Records drawn from a dataset:
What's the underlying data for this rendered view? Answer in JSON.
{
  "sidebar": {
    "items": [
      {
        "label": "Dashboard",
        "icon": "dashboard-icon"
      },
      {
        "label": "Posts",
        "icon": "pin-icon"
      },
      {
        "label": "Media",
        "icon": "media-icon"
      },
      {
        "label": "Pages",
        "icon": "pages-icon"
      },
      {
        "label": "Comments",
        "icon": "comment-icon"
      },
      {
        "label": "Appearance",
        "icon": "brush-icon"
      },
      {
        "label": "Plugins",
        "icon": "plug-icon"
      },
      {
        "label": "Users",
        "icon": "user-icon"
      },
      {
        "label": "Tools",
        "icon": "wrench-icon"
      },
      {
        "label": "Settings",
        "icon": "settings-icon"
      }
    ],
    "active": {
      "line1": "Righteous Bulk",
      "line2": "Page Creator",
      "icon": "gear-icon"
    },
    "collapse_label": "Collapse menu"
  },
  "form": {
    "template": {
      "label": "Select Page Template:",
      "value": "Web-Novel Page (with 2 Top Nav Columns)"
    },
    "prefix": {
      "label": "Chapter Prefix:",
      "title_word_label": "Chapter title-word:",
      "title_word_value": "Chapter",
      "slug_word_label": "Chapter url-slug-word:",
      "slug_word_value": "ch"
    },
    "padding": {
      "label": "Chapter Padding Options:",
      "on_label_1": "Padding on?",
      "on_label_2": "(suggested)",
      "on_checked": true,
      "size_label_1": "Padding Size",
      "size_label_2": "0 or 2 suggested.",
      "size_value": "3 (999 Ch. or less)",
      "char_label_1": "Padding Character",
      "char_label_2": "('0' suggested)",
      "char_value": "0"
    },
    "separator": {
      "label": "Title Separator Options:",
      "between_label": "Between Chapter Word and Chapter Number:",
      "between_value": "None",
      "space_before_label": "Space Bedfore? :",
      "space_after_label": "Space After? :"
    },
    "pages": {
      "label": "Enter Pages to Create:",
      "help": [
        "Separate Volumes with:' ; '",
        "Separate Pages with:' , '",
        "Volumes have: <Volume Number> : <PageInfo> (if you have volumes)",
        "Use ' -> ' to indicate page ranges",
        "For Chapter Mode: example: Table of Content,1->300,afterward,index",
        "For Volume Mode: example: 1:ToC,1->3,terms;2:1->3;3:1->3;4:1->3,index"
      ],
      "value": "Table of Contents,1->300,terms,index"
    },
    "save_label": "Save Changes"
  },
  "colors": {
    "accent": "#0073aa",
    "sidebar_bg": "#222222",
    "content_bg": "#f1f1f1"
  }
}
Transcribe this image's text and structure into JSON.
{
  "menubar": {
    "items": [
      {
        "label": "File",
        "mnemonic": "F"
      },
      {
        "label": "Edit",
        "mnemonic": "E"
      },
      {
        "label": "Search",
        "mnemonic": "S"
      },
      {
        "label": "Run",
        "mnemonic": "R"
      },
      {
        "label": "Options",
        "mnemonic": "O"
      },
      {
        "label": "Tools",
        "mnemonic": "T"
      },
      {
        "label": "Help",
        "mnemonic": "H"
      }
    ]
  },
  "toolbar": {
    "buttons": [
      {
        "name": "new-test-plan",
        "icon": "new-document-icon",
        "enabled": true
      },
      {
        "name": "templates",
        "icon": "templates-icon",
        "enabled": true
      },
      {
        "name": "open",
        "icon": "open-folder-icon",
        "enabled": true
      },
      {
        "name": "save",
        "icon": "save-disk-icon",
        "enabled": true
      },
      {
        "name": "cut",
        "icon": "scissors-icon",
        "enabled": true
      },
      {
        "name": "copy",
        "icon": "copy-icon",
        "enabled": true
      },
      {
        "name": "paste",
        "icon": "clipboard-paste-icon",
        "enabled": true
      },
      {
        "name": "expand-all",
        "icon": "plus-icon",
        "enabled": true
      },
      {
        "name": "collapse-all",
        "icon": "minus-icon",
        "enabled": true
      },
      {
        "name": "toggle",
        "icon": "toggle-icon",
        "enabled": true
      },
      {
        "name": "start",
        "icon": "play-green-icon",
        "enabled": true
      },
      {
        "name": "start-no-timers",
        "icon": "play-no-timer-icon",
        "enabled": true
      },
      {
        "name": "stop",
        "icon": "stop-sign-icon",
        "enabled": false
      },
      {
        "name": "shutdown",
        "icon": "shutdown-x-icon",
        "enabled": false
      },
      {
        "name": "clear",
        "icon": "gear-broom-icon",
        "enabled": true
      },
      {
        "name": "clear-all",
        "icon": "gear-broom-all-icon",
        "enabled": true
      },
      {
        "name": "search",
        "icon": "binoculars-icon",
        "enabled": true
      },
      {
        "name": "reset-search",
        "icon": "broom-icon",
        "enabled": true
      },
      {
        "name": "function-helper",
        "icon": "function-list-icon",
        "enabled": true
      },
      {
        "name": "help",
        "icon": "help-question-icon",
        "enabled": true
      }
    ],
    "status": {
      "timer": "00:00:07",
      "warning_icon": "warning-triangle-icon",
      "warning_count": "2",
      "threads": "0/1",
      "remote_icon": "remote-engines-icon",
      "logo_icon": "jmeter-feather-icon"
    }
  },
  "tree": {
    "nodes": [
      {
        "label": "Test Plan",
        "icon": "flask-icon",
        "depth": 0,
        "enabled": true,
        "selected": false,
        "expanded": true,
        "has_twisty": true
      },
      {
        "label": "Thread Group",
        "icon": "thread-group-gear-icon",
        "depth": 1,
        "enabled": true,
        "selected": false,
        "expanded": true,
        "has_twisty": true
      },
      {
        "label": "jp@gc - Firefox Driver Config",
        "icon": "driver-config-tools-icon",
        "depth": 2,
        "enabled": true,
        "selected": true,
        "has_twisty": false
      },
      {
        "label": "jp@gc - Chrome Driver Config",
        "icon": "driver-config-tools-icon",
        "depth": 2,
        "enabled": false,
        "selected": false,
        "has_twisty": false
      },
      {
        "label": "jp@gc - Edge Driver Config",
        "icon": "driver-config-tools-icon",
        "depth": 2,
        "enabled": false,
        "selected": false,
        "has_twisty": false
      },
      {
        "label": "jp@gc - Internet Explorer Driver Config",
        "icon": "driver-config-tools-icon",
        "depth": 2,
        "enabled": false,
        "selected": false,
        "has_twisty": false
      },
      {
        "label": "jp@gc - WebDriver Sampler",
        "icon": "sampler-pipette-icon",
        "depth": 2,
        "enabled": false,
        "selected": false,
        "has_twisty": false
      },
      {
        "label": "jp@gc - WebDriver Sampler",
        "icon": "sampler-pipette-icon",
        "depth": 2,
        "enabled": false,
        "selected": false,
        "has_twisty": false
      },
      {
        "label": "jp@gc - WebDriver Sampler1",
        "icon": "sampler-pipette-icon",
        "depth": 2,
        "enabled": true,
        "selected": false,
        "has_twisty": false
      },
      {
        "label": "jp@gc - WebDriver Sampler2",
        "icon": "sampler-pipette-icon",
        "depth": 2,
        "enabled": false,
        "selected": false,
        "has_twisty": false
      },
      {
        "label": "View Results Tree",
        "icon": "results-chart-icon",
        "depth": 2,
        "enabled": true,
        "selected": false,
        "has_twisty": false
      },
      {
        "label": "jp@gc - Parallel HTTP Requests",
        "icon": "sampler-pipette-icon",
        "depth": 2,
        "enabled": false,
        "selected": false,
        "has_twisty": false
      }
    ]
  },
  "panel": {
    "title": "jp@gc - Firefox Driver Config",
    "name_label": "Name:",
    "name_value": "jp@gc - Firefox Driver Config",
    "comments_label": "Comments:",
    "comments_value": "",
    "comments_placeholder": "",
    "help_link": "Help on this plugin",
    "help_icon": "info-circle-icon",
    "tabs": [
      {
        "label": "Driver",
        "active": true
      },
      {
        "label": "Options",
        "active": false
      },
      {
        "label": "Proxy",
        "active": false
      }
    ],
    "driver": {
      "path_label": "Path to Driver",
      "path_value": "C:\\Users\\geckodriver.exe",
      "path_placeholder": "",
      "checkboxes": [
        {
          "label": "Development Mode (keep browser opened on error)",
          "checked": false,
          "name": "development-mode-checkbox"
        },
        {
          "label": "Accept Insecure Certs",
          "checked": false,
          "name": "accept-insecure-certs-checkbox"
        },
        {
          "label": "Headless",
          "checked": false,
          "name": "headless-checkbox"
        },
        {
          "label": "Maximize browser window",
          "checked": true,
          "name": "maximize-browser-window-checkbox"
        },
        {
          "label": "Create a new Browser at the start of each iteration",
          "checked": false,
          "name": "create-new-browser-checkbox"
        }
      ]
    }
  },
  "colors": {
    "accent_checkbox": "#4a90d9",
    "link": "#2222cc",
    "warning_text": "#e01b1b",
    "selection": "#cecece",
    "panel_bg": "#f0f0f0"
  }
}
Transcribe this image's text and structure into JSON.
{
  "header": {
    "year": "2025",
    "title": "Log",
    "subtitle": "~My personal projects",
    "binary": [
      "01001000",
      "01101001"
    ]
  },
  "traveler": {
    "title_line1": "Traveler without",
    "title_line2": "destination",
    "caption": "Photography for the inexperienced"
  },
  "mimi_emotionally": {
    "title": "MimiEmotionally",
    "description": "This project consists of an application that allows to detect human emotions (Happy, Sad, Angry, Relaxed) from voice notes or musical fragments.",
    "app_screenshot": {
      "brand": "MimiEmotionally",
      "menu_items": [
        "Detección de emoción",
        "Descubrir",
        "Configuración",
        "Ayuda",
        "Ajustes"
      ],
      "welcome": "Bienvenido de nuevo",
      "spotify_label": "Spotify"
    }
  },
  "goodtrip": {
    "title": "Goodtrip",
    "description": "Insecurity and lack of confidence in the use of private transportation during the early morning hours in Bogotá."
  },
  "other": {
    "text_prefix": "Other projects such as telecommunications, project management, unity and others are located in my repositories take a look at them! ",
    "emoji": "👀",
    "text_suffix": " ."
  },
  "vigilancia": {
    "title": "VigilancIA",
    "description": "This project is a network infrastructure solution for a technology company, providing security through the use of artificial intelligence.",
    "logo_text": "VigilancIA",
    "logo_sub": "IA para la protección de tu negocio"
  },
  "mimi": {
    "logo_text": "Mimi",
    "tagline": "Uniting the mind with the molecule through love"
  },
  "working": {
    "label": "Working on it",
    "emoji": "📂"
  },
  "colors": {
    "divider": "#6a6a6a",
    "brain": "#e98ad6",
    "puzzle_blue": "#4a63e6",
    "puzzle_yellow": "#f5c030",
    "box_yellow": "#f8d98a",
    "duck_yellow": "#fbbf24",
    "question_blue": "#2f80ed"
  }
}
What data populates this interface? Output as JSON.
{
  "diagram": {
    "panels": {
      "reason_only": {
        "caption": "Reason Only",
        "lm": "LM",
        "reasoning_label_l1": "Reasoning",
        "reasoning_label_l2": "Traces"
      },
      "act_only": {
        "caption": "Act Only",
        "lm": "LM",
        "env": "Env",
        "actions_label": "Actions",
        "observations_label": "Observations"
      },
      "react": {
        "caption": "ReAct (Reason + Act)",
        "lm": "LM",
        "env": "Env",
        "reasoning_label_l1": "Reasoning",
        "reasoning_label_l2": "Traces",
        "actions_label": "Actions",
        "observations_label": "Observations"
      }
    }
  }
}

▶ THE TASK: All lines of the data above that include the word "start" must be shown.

▶ SOLUTION FOR THIS EXERCISE:
        "name": "start",
        "name": "start-no-timers",
          "label": "Create a new Browser at the start of each iteration",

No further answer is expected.